[Work order] Would you set down all of the entries below exactly as they stand?

[App and web page records]
↓

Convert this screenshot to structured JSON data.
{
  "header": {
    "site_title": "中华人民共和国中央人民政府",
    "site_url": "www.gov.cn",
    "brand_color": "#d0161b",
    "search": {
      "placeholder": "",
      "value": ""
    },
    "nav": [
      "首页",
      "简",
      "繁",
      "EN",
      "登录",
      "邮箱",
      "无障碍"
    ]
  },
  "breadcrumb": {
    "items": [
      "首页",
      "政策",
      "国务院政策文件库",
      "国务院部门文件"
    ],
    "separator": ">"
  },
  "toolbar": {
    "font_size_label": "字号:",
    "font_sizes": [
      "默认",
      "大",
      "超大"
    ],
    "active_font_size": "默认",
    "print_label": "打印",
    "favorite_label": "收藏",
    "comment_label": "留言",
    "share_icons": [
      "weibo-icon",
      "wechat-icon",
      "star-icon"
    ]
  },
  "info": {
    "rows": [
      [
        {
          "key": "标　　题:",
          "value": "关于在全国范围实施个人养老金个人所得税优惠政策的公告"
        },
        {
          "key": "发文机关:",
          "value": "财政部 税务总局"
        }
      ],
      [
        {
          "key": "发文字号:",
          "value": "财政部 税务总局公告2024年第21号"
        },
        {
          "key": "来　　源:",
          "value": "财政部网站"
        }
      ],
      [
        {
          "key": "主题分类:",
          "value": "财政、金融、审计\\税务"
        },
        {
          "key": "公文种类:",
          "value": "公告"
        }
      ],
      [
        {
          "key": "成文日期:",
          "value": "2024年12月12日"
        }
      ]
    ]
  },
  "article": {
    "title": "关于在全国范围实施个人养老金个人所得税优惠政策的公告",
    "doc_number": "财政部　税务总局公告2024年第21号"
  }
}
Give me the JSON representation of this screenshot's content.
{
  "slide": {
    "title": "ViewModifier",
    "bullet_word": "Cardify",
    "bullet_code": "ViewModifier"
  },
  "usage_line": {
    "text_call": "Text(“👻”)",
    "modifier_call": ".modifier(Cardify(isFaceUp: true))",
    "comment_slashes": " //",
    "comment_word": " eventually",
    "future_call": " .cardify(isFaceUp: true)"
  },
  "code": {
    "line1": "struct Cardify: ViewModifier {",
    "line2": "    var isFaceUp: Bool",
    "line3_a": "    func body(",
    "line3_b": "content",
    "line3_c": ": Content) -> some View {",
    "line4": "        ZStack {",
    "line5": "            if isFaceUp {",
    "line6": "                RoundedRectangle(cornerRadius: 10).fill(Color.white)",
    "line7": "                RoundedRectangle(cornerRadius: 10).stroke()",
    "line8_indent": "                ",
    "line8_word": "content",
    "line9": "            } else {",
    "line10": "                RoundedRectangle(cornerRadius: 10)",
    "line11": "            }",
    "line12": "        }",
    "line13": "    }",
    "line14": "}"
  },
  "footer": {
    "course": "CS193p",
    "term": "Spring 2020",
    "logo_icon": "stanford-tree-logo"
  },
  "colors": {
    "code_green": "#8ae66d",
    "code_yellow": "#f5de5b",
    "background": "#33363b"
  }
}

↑

[Answer box]
Convert this screenshot to structured JSON data.
{
  "header": {
    "site_title": "中华人民共和国中央人民政府",
    "site_url": "www.gov.cn",
    "brand_color": "#d0161b",
    "search": {
      "placeholder": "",
      "value": ""
    },
    "nav": [
      "首页",
      "简",
      "繁",
      "EN",
      "登录",
      "邮箱",
      "无障碍"
    ]
  },
  "breadcrumb": {
    "items": [
      "首页",
      "政策",
      "国务院政策文件库",
      "国务院部门文件"
    ],
    "separator": ">"
  },
  "toolbar": {
    "font_size_label": "字号:",
    "font_sizes": [
      "默认",
      "大",
      "超大"
    ],
    "active_font_size": "默认",
    "print_label": "打印",
    "favorite_label": "收藏",
    "comment_label": "留言",
    "share_icons": [
      "weibo-icon",
      "wechat-icon",
      "star-icon"
    ]
  },
  "info": {
    "rows": [
      [
        {
          "key": "标　　题:",
          "value": "关于在全国范围实施个人养老金个人所得税优惠政策的公告"
        },
        {
          "key": "发文机关:",
          "value": "财政部 税务总局"
        }
      ],
      [
        {
          "key": "发文字号:",
          "value": "财政部 税务总局公告2024年第21号"
        },
        {
          "key": "来　　源:",
          "value": "财政部网站"
        }
      ],
      [
        {
          "key": "主题分类:",
          "value": "财政、金融、审计\\税务"
        },
        {
          "key": "公文种类:",
          "value": "公告"
        }
      ],
      [
        {
          "key": "成文日期:",
          "value": "2024年12月12日"
        }
      ]
    ]
  },
  "article": {
    "title": "关于在全国范围实施个人养老金个人所得税优惠政策的公告",
    "doc_number": "财政部　税务总局公告2024年第21号"
  }
}
Give me the JSON representation of this screenshot's content.
{
  "slide": {
    "title": "ViewModifier",
    "bullet_word": "Cardify",
    "bullet_code": "ViewModifier"
  },
  "usage_line": {
    "text_call": "Text(“👻”)",
    "modifier_call": ".modifier(Cardify(isFaceUp: true))",
    "comment_slashes": " //",
    "comment_word": " eventually",
    "future_call": " .cardify(isFaceUp: true)"
  },
  "code": {
    "line1": "struct Cardify: ViewModifier {",
    "line2": "    var isFaceUp: Bool",
    "line3_a": "    func body(",
    "line3_b": "content",
    "line3_c": ": Content) -> some View {",
    "line4": "        ZStack {",
    "line5": "            if isFaceUp {",
    "line6": "                RoundedRectangle(cornerRadius: 10).fill(Color.white)",
    "line7": "                RoundedRectangle(cornerRadius: 10).stroke()",
    "line8_indent": "                ",
    "line8_word": "content",
    "line9": "            } else {",
    "line10": "                RoundedRectangle(cornerRadius: 10)",
    "line11": "            }",
    "line12": "        }",
    "line13": "    }",
    "line14": "}"
  },
  "footer": {
    "course": "CS193p",
    "term": "Spring 2020",
    "logo_icon": "stanford-tree-logo"
  },
  "colors": {
    "code_green": "#8ae66d",
    "code_yellow": "#f5de5b",
    "background": "#33363b"
  }
}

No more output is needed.